Instructions to follow =>
Can you print the data exactly and leave out each image?

Excerpts from an interface dataset:
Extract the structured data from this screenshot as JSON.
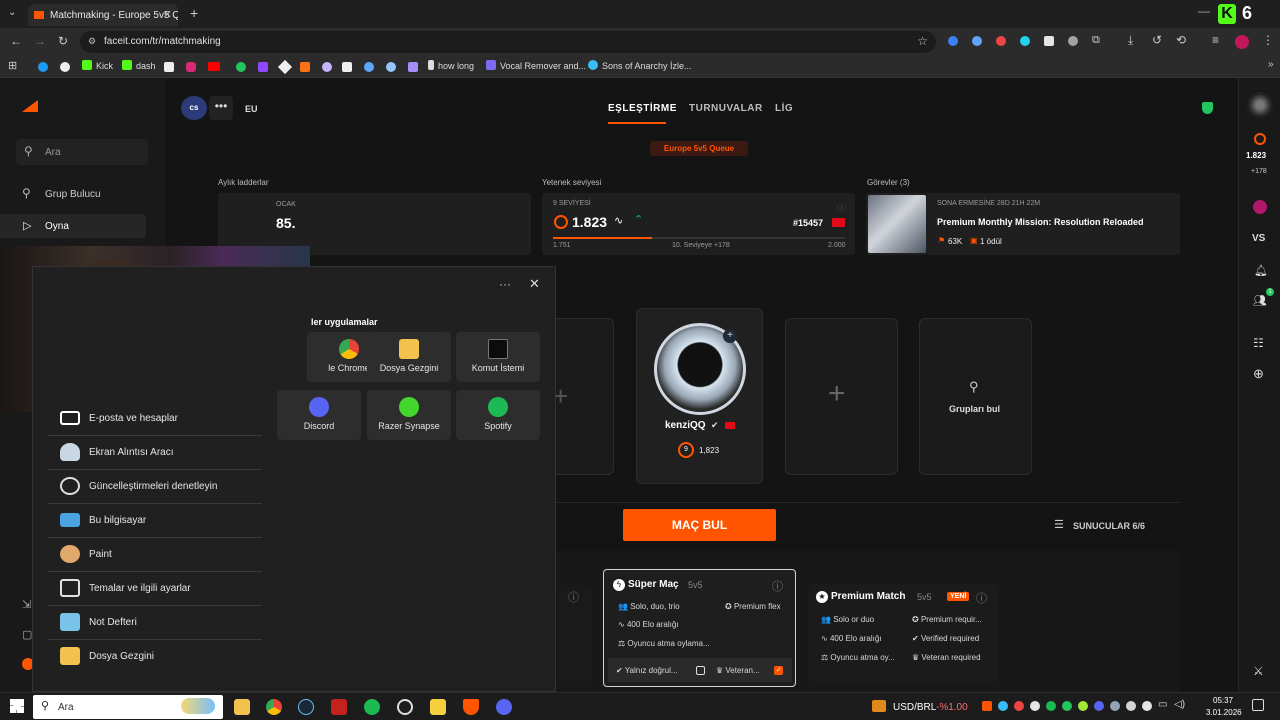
{
  "browser": {
    "tab_title": "Matchmaking - Europe 5v5 Qu",
    "url": "faceit.com/tr/matchmaking",
    "bookmarks": [
      {
        "label": "Kick"
      },
      {
        "label": "dash"
      },
      {
        "label": "how long"
      },
      {
        "label": "Vocal Remover and..."
      },
      {
        "label": "Sons of Anarchy İzle..."
      }
    ]
  },
  "overlay_badge": {
    "text": "6"
  },
  "sidebar": {
    "search_placeholder": "Ara",
    "items": [
      {
        "label": "Grup Bulucu"
      },
      {
        "label": "Oyna"
      }
    ]
  },
  "header": {
    "game_logo": "cs",
    "region": "EU",
    "tabs": [
      {
        "label": "EŞLEŞTİRME",
        "active": true
      },
      {
        "label": "TURNUVALAR",
        "active": false
      },
      {
        "label": "LİG",
        "active": false
      }
    ],
    "queue_badge": "Europe 5v5 Queue"
  },
  "ladders": {
    "title": "Aylık ladderlar",
    "month": "OCAK",
    "value": "85."
  },
  "skill": {
    "title": "Yetenek seviyesi",
    "level_label": "9 SEVİYESİ",
    "elo": "1.823",
    "rank": "#15457",
    "min": "1.751",
    "next": "10. Seviyeye +178",
    "max": "2.000",
    "progress": 0.34
  },
  "missions": {
    "title": "Görevler (3)",
    "ends": "SONA ERMESİNE 28D 21H 22M",
    "name": "Premium Monthly Mission: Resolution Reloaded",
    "points": "63K",
    "rewards": "1 ödül"
  },
  "party": {
    "player_name": "kenziQQ",
    "player_level": "9",
    "player_elo": "1,823",
    "find_groups": "Grupları bul"
  },
  "find_match": {
    "button": "MAÇ BUL",
    "servers": "SUNUCULAR 6/6"
  },
  "queues": {
    "super": {
      "title": "Süper Maç",
      "mode": "5v5",
      "rows": [
        "Solo, duo, trio",
        "400 Elo aralığı",
        "Oyuncu atma oylama..."
      ],
      "right": "Premium flex",
      "foot_left": "Yalnız doğrul...",
      "foot_right": "Veteran..."
    },
    "premium": {
      "title": "Premium Match",
      "mode": "5v5",
      "new_badge": "YENİ",
      "rows": [
        "Solo or duo",
        "400 Elo aralığı",
        "Oyuncu atma oy..."
      ],
      "right": [
        "Premium requir...",
        "Verified required",
        "Veteran required"
      ]
    }
  },
  "rightrail": {
    "elo": "1.823",
    "delta": "+178",
    "vs": "VS",
    "friends_count": "1"
  },
  "startmenu": {
    "section": "ler uygulamalar",
    "pinned": [
      {
        "label": "le Chrome",
        "color": "#e8453c"
      },
      {
        "label": "Dosya Gezgini",
        "color": "#f2c14e"
      },
      {
        "label": "Komut İstemi",
        "color": "#0c0c0c"
      },
      {
        "label": "Discord",
        "color": "#5865f2"
      },
      {
        "label": "Razer Synapse",
        "color": "#44d62c"
      },
      {
        "label": "Spotify",
        "color": "#1db954"
      }
    ],
    "list": [
      {
        "label": "E-posta ve hesaplar",
        "color": "#ffffff"
      },
      {
        "label": "Ekran Alıntısı Aracı",
        "color": "#c9d7e4"
      },
      {
        "label": "Güncelleştirmeleri denetleyin",
        "color": "#dcdcdc"
      },
      {
        "label": "Bu bilgisayar",
        "color": "#4aa3df"
      },
      {
        "label": "Paint",
        "color": "#e0a86a"
      },
      {
        "label": "Temalar ve ilgili ayarlar",
        "color": "#e0e0e0"
      },
      {
        "label": "Not Defteri",
        "color": "#7ac3e8"
      },
      {
        "label": "Dosya Gezgini",
        "color": "#f2c14e"
      }
    ]
  },
  "taskbar": {
    "search_placeholder": "Ara",
    "ticker_label": "USD/BRL",
    "ticker_value": "-%1.00",
    "time": "05:37",
    "date": "3.01.2026"
  }
}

Exercise answer =>
Extract the structured data from this screenshot as JSON.
{
  "browser": {
    "tab_title": "Matchmaking - Europe 5v5 Qu",
    "url": "faceit.com/tr/matchmaking",
    "bookmarks": [
      {
        "label": "Kick"
      },
      {
        "label": "dash"
      },
      {
        "label": "how long"
      },
      {
        "label": "Vocal Remover and..."
      },
      {
        "label": "Sons of Anarchy İzle..."
      }
    ]
  },
  "overlay_badge": {
    "text": "6"
  },
  "sidebar": {
    "search_placeholder": "Ara",
    "items": [
      {
        "label": "Grup Bulucu"
      },
      {
        "label": "Oyna"
      }
    ]
  },
  "header": {
    "game_logo": "cs",
    "region": "EU",
    "tabs": [
      {
        "label": "EŞLEŞTİRME",
        "active": true
      },
      {
        "label": "TURNUVALAR",
        "active": false
      },
      {
        "label": "LİG",
        "active": false
      }
    ],
    "queue_badge": "Europe 5v5 Queue"
  },
  "ladders": {
    "title": "Aylık ladderlar",
    "month": "OCAK",
    "value": "85."
  },
  "skill": {
    "title": "Yetenek seviyesi",
    "level_label": "9 SEVİYESİ",
    "elo": "1.823",
    "rank": "#15457",
    "min": "1.751",
    "next": "10. Seviyeye +178",
    "max": "2.000",
    "progress": 0.34
  },
  "missions": {
    "title": "Görevler (3)",
    "ends": "SONA ERMESİNE 28D 21H 22M",
    "name": "Premium Monthly Mission: Resolution Reloaded",
    "points": "63K",
    "rewards": "1 ödül"
  },
  "party": {
    "player_name": "kenziQQ",
    "player_level": "9",
    "player_elo": "1,823",
    "find_groups": "Grupları bul"
  },
  "find_match": {
    "button": "MAÇ BUL",
    "servers": "SUNUCULAR 6/6"
  },
  "queues": {
    "super": {
      "title": "Süper Maç",
      "mode": "5v5",
      "rows": [
        "Solo, duo, trio",
        "400 Elo aralığı",
        "Oyuncu atma oylama..."
      ],
      "right": "Premium flex",
      "foot_left": "Yalnız doğrul...",
      "foot_right": "Veteran..."
    },
    "premium": {
      "title": "Premium Match",
      "mode": "5v5",
      "new_badge": "YENİ",
      "rows": [
        "Solo or duo",
        "400 Elo aralığı",
        "Oyuncu atma oy..."
      ],
      "right": [
        "Premium requir...",
        "Verified required",
        "Veteran required"
      ]
    }
  },
  "rightrail": {
    "elo": "1.823",
    "delta": "+178",
    "vs": "VS",
    "friends_count": "1"
  },
  "startmenu": {
    "section": "ler uygulamalar",
    "pinned": [
      {
        "label": "le Chrome",
        "color": "#e8453c"
      },
      {
        "label": "Dosya Gezgini",
        "color": "#f2c14e"
      },
      {
        "label": "Komut İstemi",
        "color": "#0c0c0c"
      },
      {
        "label": "Discord",
        "color": "#5865f2"
      },
      {
        "label": "Razer Synapse",
        "color": "#44d62c"
      },
      {
        "label": "Spotify",
        "color": "#1db954"
      }
    ],
    "list": [
      {
        "label": "E-posta ve hesaplar",
        "color": "#ffffff"
      },
      {
        "label": "Ekran Alıntısı Aracı",
        "color": "#c9d7e4"
      },
      {
        "label": "Güncelleştirmeleri denetleyin",
        "color": "#dcdcdc"
      },
      {
        "label": "Bu bilgisayar",
        "color": "#4aa3df"
      },
      {
        "label": "Paint",
        "color": "#e0a86a"
      },
      {
        "label": "Temalar ve ilgili ayarlar",
        "color": "#e0e0e0"
      },
      {
        "label": "Not Defteri",
        "color": "#7ac3e8"
      },
      {
        "label": "Dosya Gezgini",
        "color": "#f2c14e"
      }
    ]
  },
  "taskbar": {
    "search_placeholder": "Ara",
    "ticker_label": "USD/BRL",
    "ticker_value": "-%1.00",
    "time": "05:37",
    "date": "3.01.2026"
  }
}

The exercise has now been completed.